• _Records for the task_:
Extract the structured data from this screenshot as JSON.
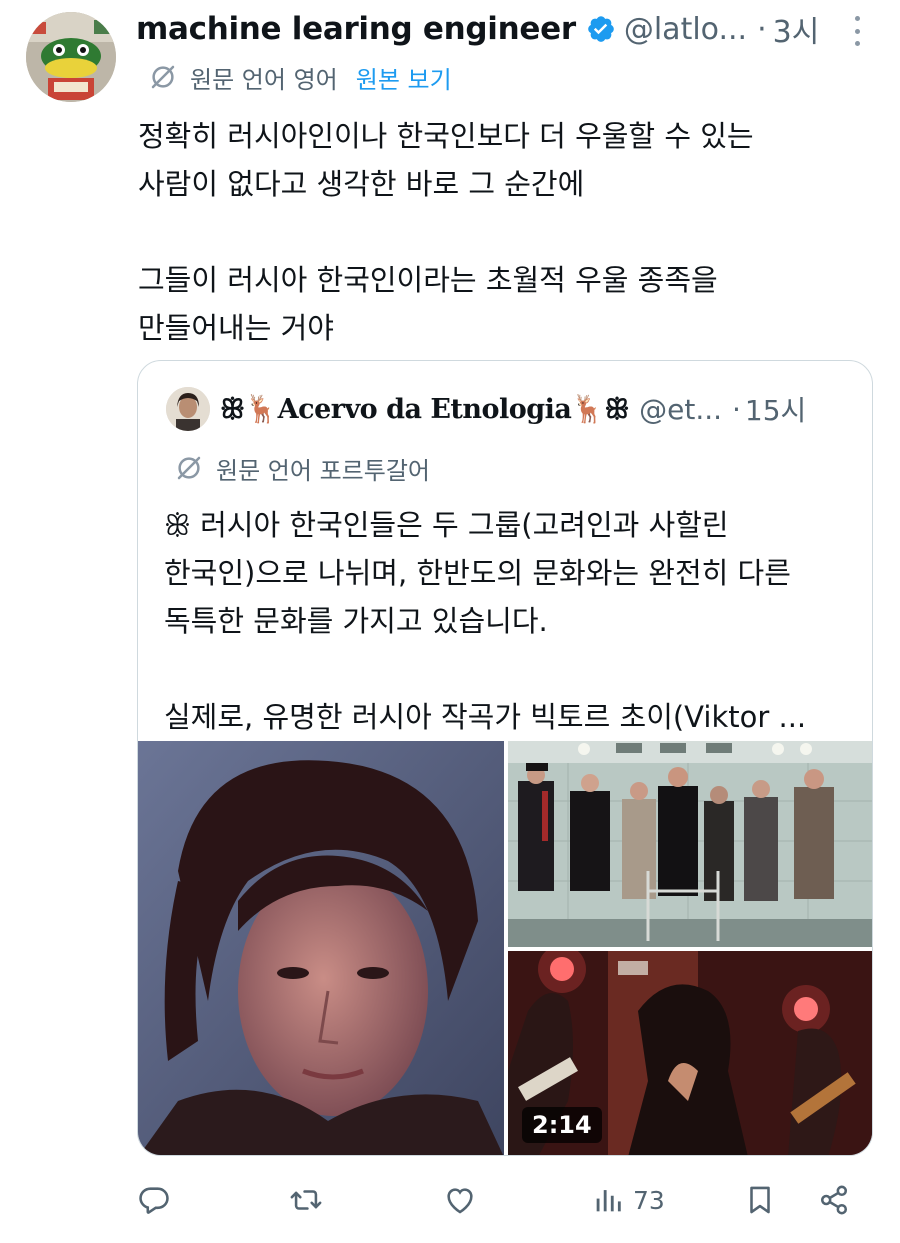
{
  "author": {
    "display_name": "machine learing engineer",
    "handle": "@latlo...",
    "time": "3시",
    "verified_color": "#1d9bf0"
  },
  "translation": {
    "source_label": "원문 언어 영어",
    "show_original_label": "원본 보기"
  },
  "tweet_text": {
    "line1": "정확히 러시아인이나 한국인보다 더 우울할 수 있는",
    "line2": "사람이 없다고 생각한 바로 그 순간에",
    "line3": "그들이 러시아 한국인이라는 초월적 우울 종족을",
    "line4": "만들어내는 거야"
  },
  "quoted": {
    "display_name": "ꕥ🦌Acervo da Etnologia🦌ꕥ",
    "handle": "@et...",
    "time": "15시",
    "translation_label": "원문 언어 포르투갈어",
    "text": {
      "line1": "ꕥ 러시아 한국인들은 두 그룹(고려인과 사할린",
      "line2": "한국인)으로 나뉘며, 한반도의 문화와는 완전히 다른",
      "line3": "독특한 문화를 가지고 있습니다.",
      "line4": "실제로, 유명한 러시아 작곡가 빅토르 초이(Viktor ..."
    },
    "video_duration": "2:14"
  },
  "action_bar": {
    "views_count": "73",
    "icons": [
      "reply-icon",
      "retweet-icon",
      "like-icon",
      "views-icon",
      "bookmark-icon",
      "share-icon"
    ]
  },
  "colors": {
    "text_primary": "#0f1419",
    "text_secondary": "#536471",
    "accent": "#1d9bf0",
    "border": "#cfd9de"
  }
}
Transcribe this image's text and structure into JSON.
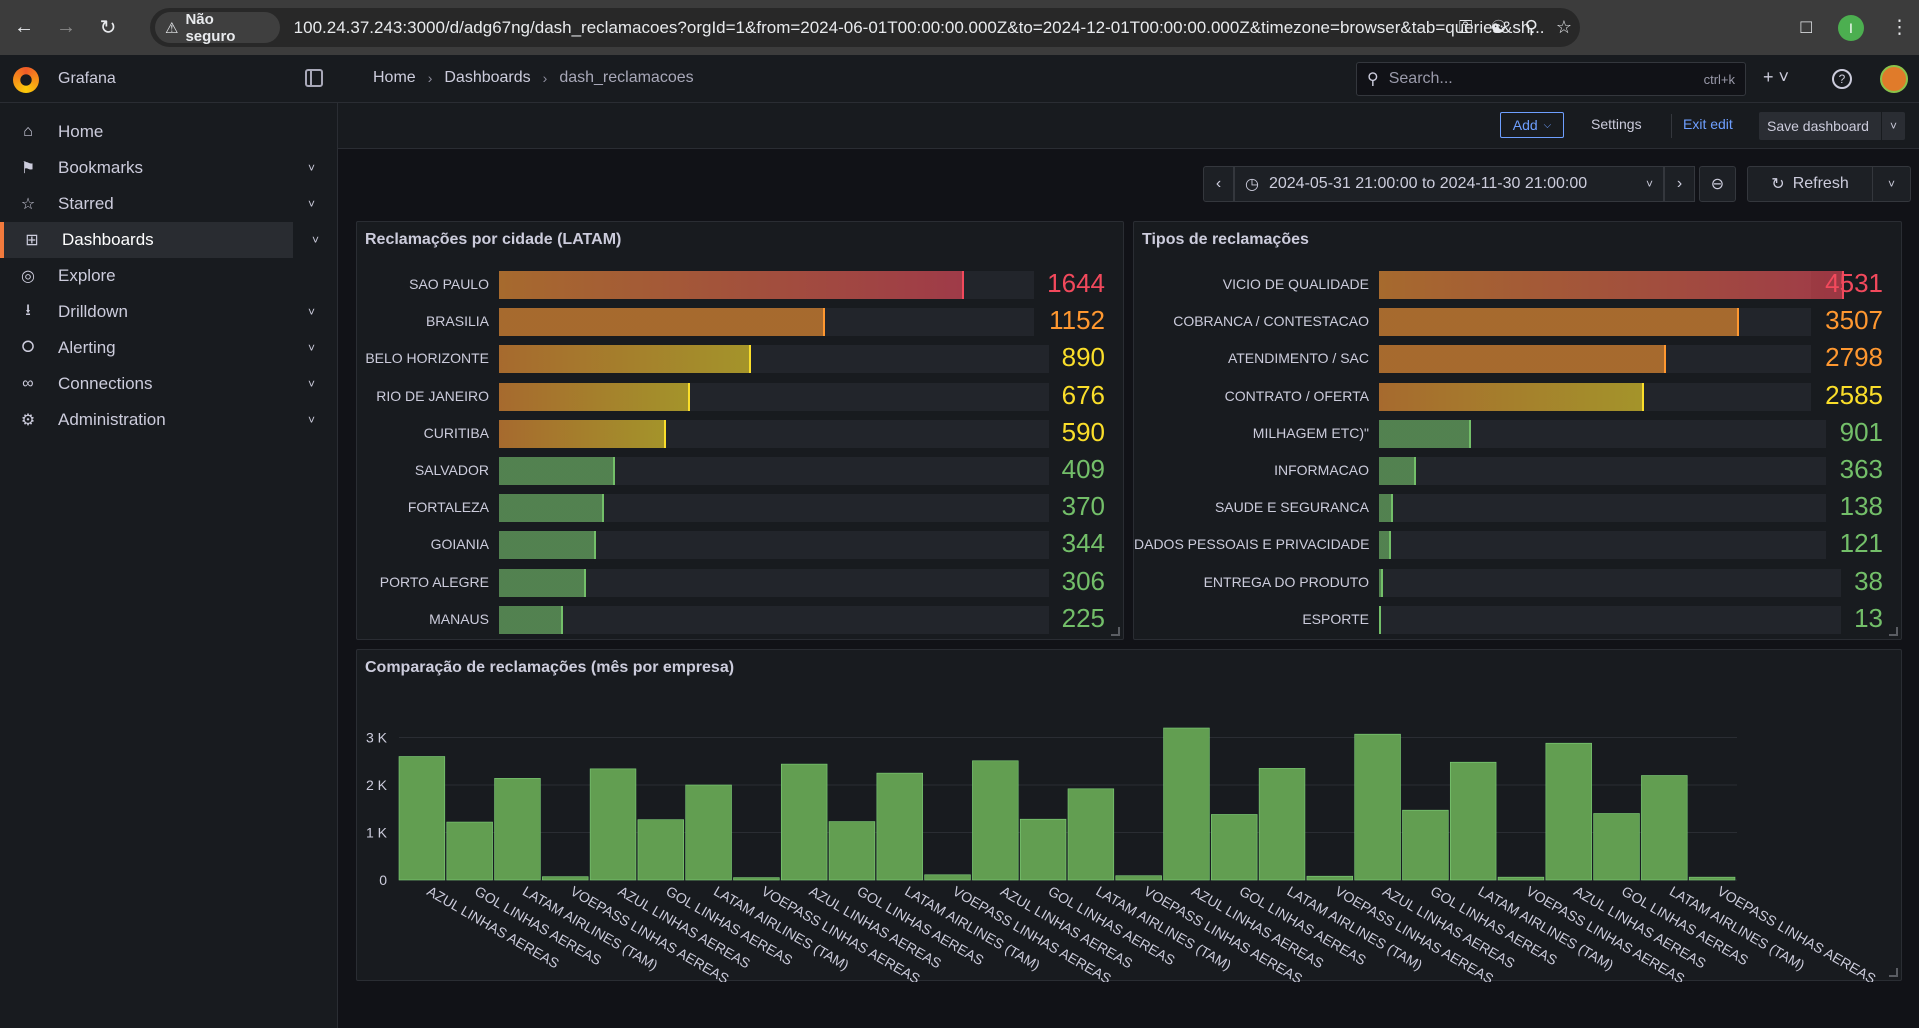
{
  "browser": {
    "security_label": "Não seguro",
    "url": "100.24.37.243:3000/d/adg67ng/dash_reclamacoes?orgId=1&from=2024-06-01T00:00:00.000Z&to=2024-12-01T00:00:00.000Z&timezone=browser&tab=queries&sh...",
    "profile_initial": "I"
  },
  "app": {
    "brand": "Grafana",
    "breadcrumb": [
      "Home",
      "Dashboards",
      "dash_reclamacoes"
    ],
    "search_placeholder": "Search...",
    "search_shortcut": "ctrl+k"
  },
  "sidebar": {
    "items": [
      {
        "label": "Home",
        "icon": "home-icon",
        "chevron": false,
        "active": false
      },
      {
        "label": "Bookmarks",
        "icon": "bookmark-icon",
        "chevron": true,
        "active": false
      },
      {
        "label": "Starred",
        "icon": "star-icon",
        "chevron": true,
        "active": false
      },
      {
        "label": "Dashboards",
        "icon": "dashboards-grid-icon",
        "chevron": true,
        "active": true
      },
      {
        "label": "Explore",
        "icon": "compass-icon",
        "chevron": false,
        "active": false
      },
      {
        "label": "Drilldown",
        "icon": "drilldown-icon",
        "chevron": true,
        "active": false
      },
      {
        "label": "Alerting",
        "icon": "bell-icon",
        "chevron": true,
        "active": false
      },
      {
        "label": "Connections",
        "icon": "connections-icon",
        "chevron": true,
        "active": false
      },
      {
        "label": "Administration",
        "icon": "gear-icon",
        "chevron": true,
        "active": false
      }
    ]
  },
  "toolbar": {
    "add_label": "Add",
    "settings_label": "Settings",
    "exit_edit_label": "Exit edit",
    "save_label": "Save dashboard"
  },
  "time": {
    "range": "2024-05-31 21:00:00 to 2024-11-30 21:00:00",
    "refresh_label": "Refresh"
  },
  "colors": {
    "red": "#f2495c",
    "orange": "#ff9830",
    "yellow": "#fade2a",
    "green": "#73bf69",
    "bar_green": "#629e51"
  },
  "panels": {
    "cities": {
      "title": "Reclamações por cidade (LATAM)",
      "max": 1644,
      "rows": [
        {
          "label": "SAO PAULO",
          "value": "1644"
        },
        {
          "label": "BRASILIA",
          "value": "1152"
        },
        {
          "label": "BELO HORIZONTE",
          "value": "890"
        },
        {
          "label": "RIO DE JANEIRO",
          "value": "676"
        },
        {
          "label": "CURITIBA",
          "value": "590"
        },
        {
          "label": "SALVADOR",
          "value": "409"
        },
        {
          "label": "FORTALEZA",
          "value": "370"
        },
        {
          "label": "GOIANIA",
          "value": "344"
        },
        {
          "label": "PORTO ALEGRE",
          "value": "306"
        },
        {
          "label": "MANAUS",
          "value": "225"
        }
      ]
    },
    "types": {
      "title": "Tipos de reclamações",
      "max": 4531,
      "rows": [
        {
          "label": "VICIO DE QUALIDADE",
          "value": "4531"
        },
        {
          "label": "COBRANCA / CONTESTACAO",
          "value": "3507"
        },
        {
          "label": "ATENDIMENTO / SAC",
          "value": "2798"
        },
        {
          "label": "CONTRATO / OFERTA",
          "value": "2585"
        },
        {
          "label": "MILHAGEM ETC)\"",
          "value": "901"
        },
        {
          "label": "INFORMACAO",
          "value": "363"
        },
        {
          "label": "SAUDE E SEGURANCA",
          "value": "138"
        },
        {
          "label": "DADOS PESSOAIS E PRIVACIDADE",
          "value": "121"
        },
        {
          "label": "ENTREGA DO PRODUTO",
          "value": "38"
        },
        {
          "label": "ESPORTE",
          "value": "13"
        }
      ]
    },
    "comparison": {
      "title": "Comparação de reclamações (mês por empresa)"
    }
  },
  "chart_data": {
    "type": "bar",
    "title": "Comparação de reclamações (mês por empresa)",
    "xlabel": "",
    "ylabel": "",
    "ylim": [
      0,
      3200
    ],
    "yticks": [
      "0",
      "1 K",
      "2 K",
      "3 K"
    ],
    "grid": true,
    "categories": [
      "AZUL LINHAS AEREAS",
      "GOL LINHAS AEREAS",
      "LATAM AIRLINES (TAM)",
      "VOEPASS LINHAS AEREAS",
      "AZUL LINHAS AEREAS",
      "GOL LINHAS AEREAS",
      "LATAM AIRLINES (TAM)",
      "VOEPASS LINHAS AEREAS",
      "AZUL LINHAS AEREAS",
      "GOL LINHAS AEREAS",
      "LATAM AIRLINES (TAM)",
      "VOEPASS LINHAS AEREAS",
      "AZUL LINHAS AEREAS",
      "GOL LINHAS AEREAS",
      "LATAM AIRLINES (TAM)",
      "VOEPASS LINHAS AEREAS",
      "AZUL LINHAS AEREAS",
      "GOL LINHAS AEREAS",
      "LATAM AIRLINES (TAM)",
      "VOEPASS LINHAS AEREAS",
      "AZUL LINHAS AEREAS",
      "GOL LINHAS AEREAS",
      "LATAM AIRLINES (TAM)",
      "VOEPASS LINHAS AEREAS",
      "AZUL LINHAS AEREAS",
      "GOL LINHAS AEREAS",
      "LATAM AIRLINES (TAM)",
      "VOEPASS LINHAS AEREAS"
    ],
    "values": [
      2600,
      1220,
      2140,
      70,
      2340,
      1270,
      2000,
      50,
      2440,
      1230,
      2250,
      110,
      2510,
      1280,
      1920,
      90,
      3200,
      1380,
      2350,
      80,
      3070,
      1470,
      2480,
      60,
      2880,
      1400,
      2200,
      60
    ]
  }
}
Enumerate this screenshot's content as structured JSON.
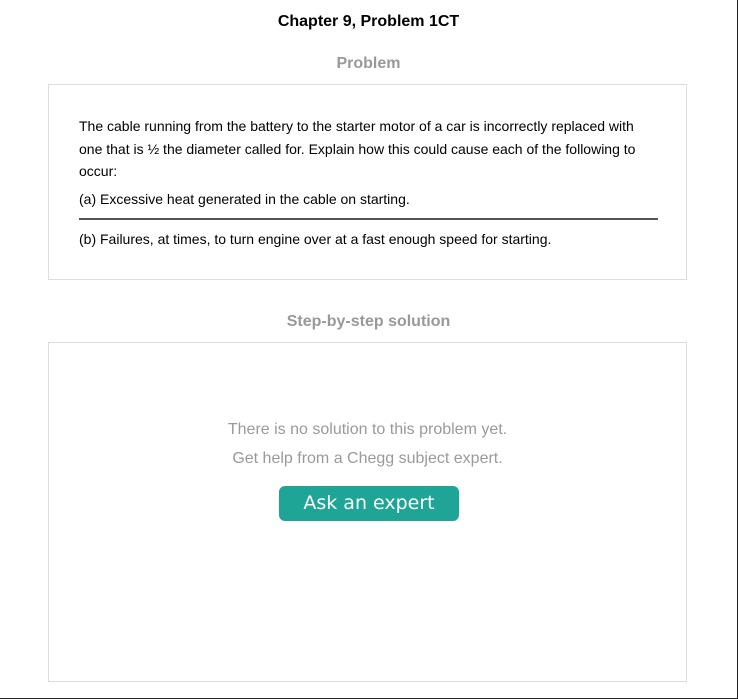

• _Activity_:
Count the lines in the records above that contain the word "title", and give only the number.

• _Exercise result_:
4